November no friend of international football
Stockholm's Friends Stadium awaits its inauguration on Wednesday. It will be a historic night for Swedish football. The Swedish FA have decided to invite England, one of the two oldest international teams of all time, to help them with the grand opening.
When choosing that opposition, they would have envisaged names like Rooney, Lampard, Cole and Gerrard gracing Solna. Instead, they will be welcoming only the last, on admittedly a gala night for England’s captain, his hundredth cap. The other three will be absent. Even in times when England’s supposed golden generation is tarnished, the other three are still stalwarts, but instead the former Rasunda Stadium must welcome Wilfried Zaha, Leon Osman and Carl Jenkinson.
Those three are unlikely to have been on the brochure when the Football Association flogged its England away friendly wares for a considerable fee. After all, the aforementioned trio will be making their debuts, but the Swedes might have expected more star quality on their big night out. However, they could hardly register shock at the absences.

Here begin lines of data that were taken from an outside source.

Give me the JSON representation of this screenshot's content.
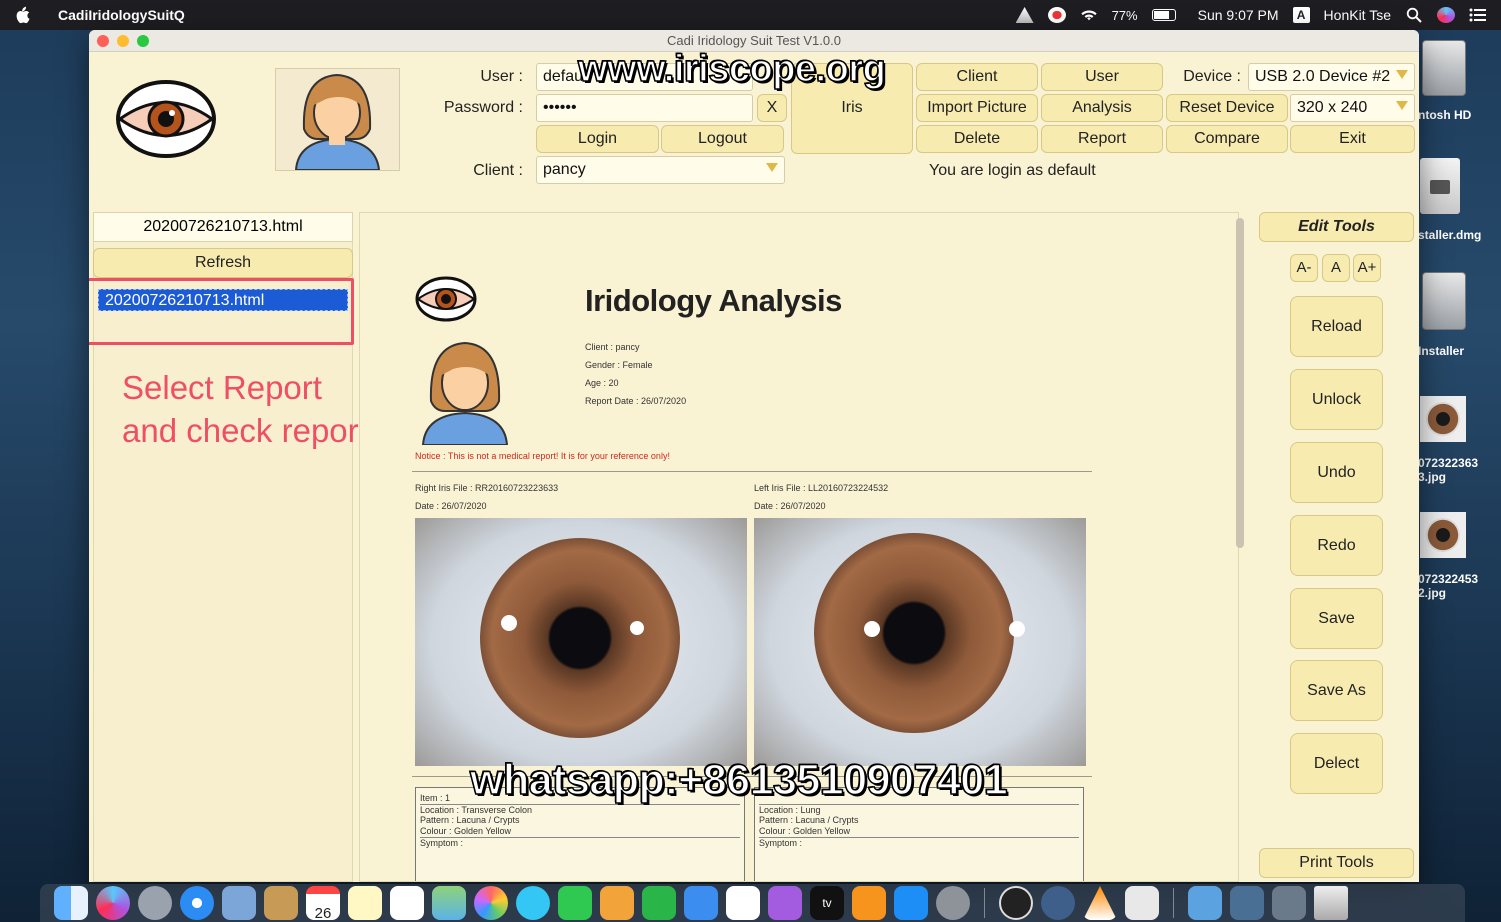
{
  "menubar": {
    "app_name": "CadiIridologySuitQ",
    "battery": "77%",
    "clock": "Sun 9:07 PM",
    "input_source": "A",
    "user": "HonKit Tse"
  },
  "desktop": {
    "items": [
      "ntosh HD",
      "staller.dmg",
      "Installer",
      "072322363 3.jpg",
      "072322453 2.jpg"
    ]
  },
  "window": {
    "title": "Cadi Iridology Suit Test V1.0.0"
  },
  "login": {
    "user_label": "User :",
    "user_value": "defau",
    "password_label": "Password :",
    "password_value": "••••••",
    "clear_label": "X",
    "login_label": "Login",
    "logout_label": "Logout",
    "client_label": "Client :",
    "client_value": "pancy"
  },
  "toolbar": {
    "iris": "Iris",
    "client": "Client",
    "user": "User",
    "import_picture": "Import Picture",
    "analysis": "Analysis",
    "reset_device": "Reset Device",
    "delete": "Delete",
    "report": "Report",
    "compare": "Compare",
    "exit": "Exit",
    "device_label": "Device :",
    "device_value": "USB 2.0 Device #2",
    "resolution_value": "320 x 240",
    "status": "You are login as default"
  },
  "left_panel": {
    "current_file": "20200726210713.html",
    "refresh": "Refresh",
    "selected_item": "20200726210713.html",
    "annotation_line1": "Select Report",
    "annotation_line2": "and check report"
  },
  "report": {
    "title": "Iridology Analysis",
    "client": "Client : pancy",
    "gender": "Gender : Female",
    "age": "Age : 20",
    "report_date": "Report Date : 26/07/2020",
    "notice": "Notice : This is not a medical report! It is for your reference only!",
    "right_file": "Right Iris File : RR20160723223633",
    "right_date": "Date : 26/07/2020",
    "left_file": "Left Iris File : LL20160723224532",
    "left_date": "Date : 26/07/2020",
    "item_no": "Item : 1",
    "right_location": "Location : Transverse Colon",
    "right_pattern": "Pattern : Lacuna / Crypts",
    "right_colour": "Colour : Golden Yellow",
    "right_symptom": "Symptom :",
    "left_location": "Location : Lung",
    "left_pattern": "Pattern : Lacuna / Crypts",
    "left_colour": "Colour : Golden Yellow",
    "left_symptom": "Symptom :"
  },
  "edit_tools": {
    "title": "Edit Tools",
    "font_smaller": "A-",
    "font_normal": "A",
    "font_larger": "A+",
    "reload": "Reload",
    "unlock": "Unlock",
    "undo": "Undo",
    "redo": "Redo",
    "save": "Save",
    "save_as": "Save As",
    "delect": "Delect",
    "print_tools": "Print Tools"
  },
  "watermarks": {
    "website": "www.iriscope.org",
    "whatsapp": "whatsapp:+8613510907401"
  },
  "dock": {
    "calendar_day": "26",
    "tv_label": "tv"
  },
  "colors": {
    "window_bg": "#faf3d3",
    "button_bg": "#f7ebb0",
    "annotation": "#ef4f65",
    "selection": "#1c5bd6",
    "notice": "#d0291c"
  }
}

Over in England, the international friendly possesses a stock of Hadean depth. Such is the inward-looking Premier League. They are a constant bugbear of club managers, with Sam Allardyce and Arsene Wenger -- unlikely bedfellows the rest of the time -- leading the whinges. Sir Alex Ferguson has his own policy: the withdrawal of players. Expect to see Robin Van Persie and Wayne Rooney involved this weekend after their respective scratches and strains.
Wenger might even agree with his old foe’s pulling of Van Persie from the firing line. Three years ago Wednesday, Van Persie collided with Italy’s Giorgio Chiellini and wrecked his ankle. He was lost to Arsenal for the rest of the season. To lose him during a competitive match was bad enough, but during a non-competitive match was a disaster, and, in Wenger’s angry mind, totally avoidable; thereafter his craggy brow would furrow deeper than ever at the mere mention of it.
The worth of the international friendly has descended inversely to the club game’s inexorable rise. Osman’s call-up by England was a throwback to the past: an experienced player given the nod after years of quality service and roundly celebrated by his club, too; David Moyes gathered Everton’s players around before announcing the good news to a 31-year-old for whom this may be a one-off, but one he can cherish forever. Elsewhere, self-interest rules OK.
Fans of Barcelona will not care how Lionel Messi plays in Saudi Arabia, they just pray he comes home with a clean bill of health and relatively fresh legs. That pattern will be repeated throughout the football world. Santi Cazorla is unlikely to be asked his thoughts on a first visit to Panama, just how jet-lagged he is ahead of the North London derby. A night when Italy play France and the Netherlands face Germany -- two of the greatest rivalries in the game -- has been reduced to a live ticker of possible injury scares. Wednesday will not be an evening of disinterest for fans, more a morbid fascination in the worst happening.
“Players are now like pieces of merchandise, like if I lent you a brand-new Aston Martin for a couple of weeks and you brought it back with a couple of scratches on it,” former England forward Tony Woodcock told me four years ago, ahead of England travelling to Berlin to face Germany. Woodcock however, didn’t see that as the right train of thought. “We should be taking this word 'friendly' out of the whole scenario. The stadium's going to be full and those travelling England supporters will be there. Consider all the pounds and euros that cost and then you call it a friendly; you can't have it all ways. I would get the word 'friendly' out of it and just call it an 'international match'.”
Woodcock has not got his wish. In the time since, the interest has dimmed yet further, and we still call them friendlies, though they are becoming an endangered species. FIFA’s trimming of the calendar removed the inconvenient August fixtures that either robbed players in the middle of the first week of the season, or in the days before the big kick-off, but the November round is here to stay. Every odd year -- 2013, 2015 etc. -- November provides the play-offs for major championships. In even years, it provides an opportunity for national associations to make money from friendly matches. Member nations do not vote to have their revenues cut -- another strand of self-interest.
The international game has its place, of course, but not at a time of the season when domestic and continental competitions are beginning to take shape. It is at European championships and World Cups, tournaments from where much of football nostalgia takes much of its source material.
Long may that continue, but the playing of a round of games that can be too easily explained away as meaningless and dangerous friendlies only serves to give international football a bad name.